Yesterday Today | Horsemen, past and present

HORSING ABOUT: A jockey pictured in the 1890s. The Bathurst Jockey Club had to look for a new location for its racetrack in 1895.
HORSING ABOUT: A jockey pictured in the 1890s. The Bathurst Jockey Club had to look for a new location for its racetrack in 1895.

TITLED “Horsemen, past and present”, this Bathurst District Historical Society image shows a young jockey, complete with riding whip and cap, with several other men in the 1890s.

The photo is a very casual one, as not all the men are even facing the camera. While it is understood that there are people by the name of Yeomans in the photo, we are not aware of any others.   

It is known that a J. Yeomans and a Bertram William Yeomans, as well as David Byrne, were jockeys in Bathurst in the 1890s and part of the Bathurst Jockey Club.

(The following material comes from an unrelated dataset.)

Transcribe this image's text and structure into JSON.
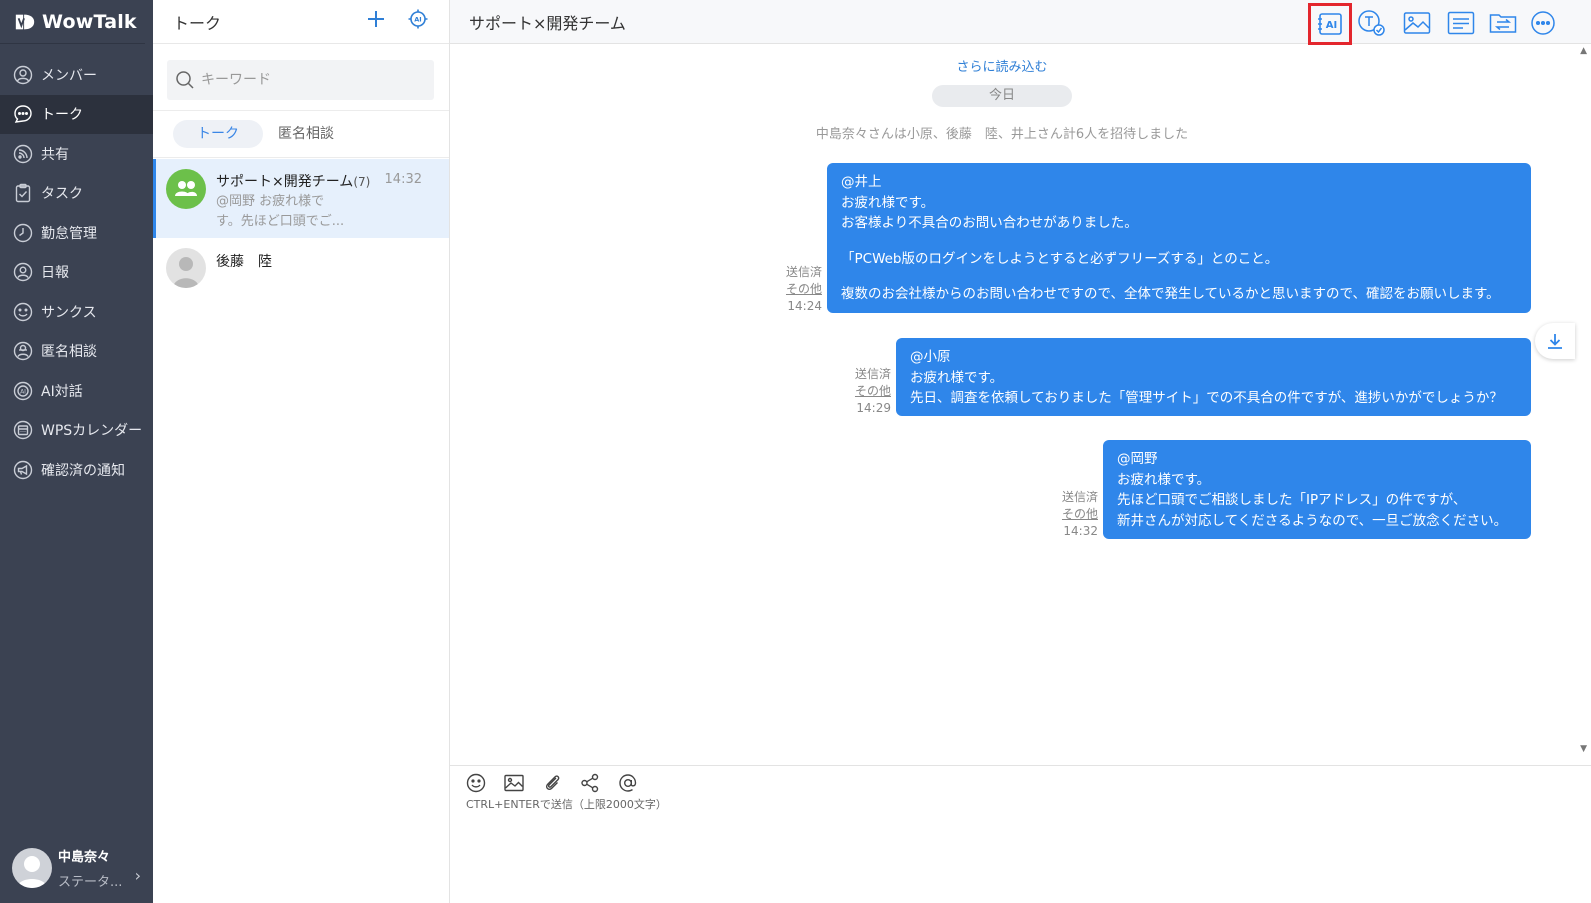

Joseph Burton was one of the trainers in Bathurst. 

In August 1895, the Bathurst Jockey Club met in the Royal Hotel in William Street to hear the results of a deputation to the New South Wales Minister of Agriculture concerning the resumption of the land that was then the location of the club’s racetrack. 

The land had originally been given to the club under the local trusteeship of William Kite, the late John McPhillamy and John Declouet. The meeting decided to look for a new site and decided that a committee be formed, to include a surveyor, to visit locations that may be suitable.

As one of the trustees, William Kite had agreed to lend between £1200 and £1500 to add certain improvements. He had drawn cheques on his account at the Commercial Bank in Bathurst to have a grandstand constructed, the track fencing built and to effect other improvements. Later, the name was changed to the Bathurst Turf Club.

The track that had been used for racing underwent some changes late in 1849, under the supervision of Mr Lawson. 

The first day of racing took place on Wednesday, February 27, 1850. The event was for the Town Plate, with a prize of £50. Several heats took place on the day. 

It was for all horses and weight for age. The race meet, although well-attended, was not so striking in the numbers of horses when compared with previous occasions. 

Still, there was a good muster of the right sort. Tolerably heavy books were made up and by-betting was brisk. The distance round the course was two miles and 481 yards and the time taken was around four minutes, 37 seconds.

The second race was the Maiden Plate for £20. It was for horses that had never won an advertised prize above £10 and was over one mile, 240 yards. 

The winner of the first heat, with five horses in the race, took two minutes, 22 seconds. 

The third race was the Galloway race for £20, with a sweepstakes added. It was for all horses 14 hands high and under weights seven stone and seven pounds.

Racing continued the following day, Thursday, February 28. The first race was a Hack Hurdle of £15, with a sweepstakes of 20 shillings, with all horses carrying ten stone over two miles and 480 yards. There were also six jumps of three feet, six inches. 

The horses taking part included Picton, Welcome and Dandy. Horse owners were mainly wealthy local landowners, along with hotel and inn owners. Four races were held on this day, with racegoers returning on the Saturday for another four races.

On March 17, 1857, just seven years later, Sydney’s Empire newspaper was not impressed with horse racing in Bathurst. 

The paper noted that it was a remarkable fact that although horse racing had always been a favourite pastime among Englishmen, and although horse-breeding had, almost from the first settlement of the Bathurst district, formed an important branch of industry, the former, so far as Bathurst was concerned, was fast sinking beneath contempt. 

There was a poverty of spirit about the thing, an utter absence of effort among local breeders, and a miserable display of horseflesh, when compared with the olden times of the turf in this district, the Empire said.

It made every dispassionate observer feel that the Bathurst Jockey Club was called into existence to self-destruct, the paper said.

Alan McRae is with the Bathurst District Historical Society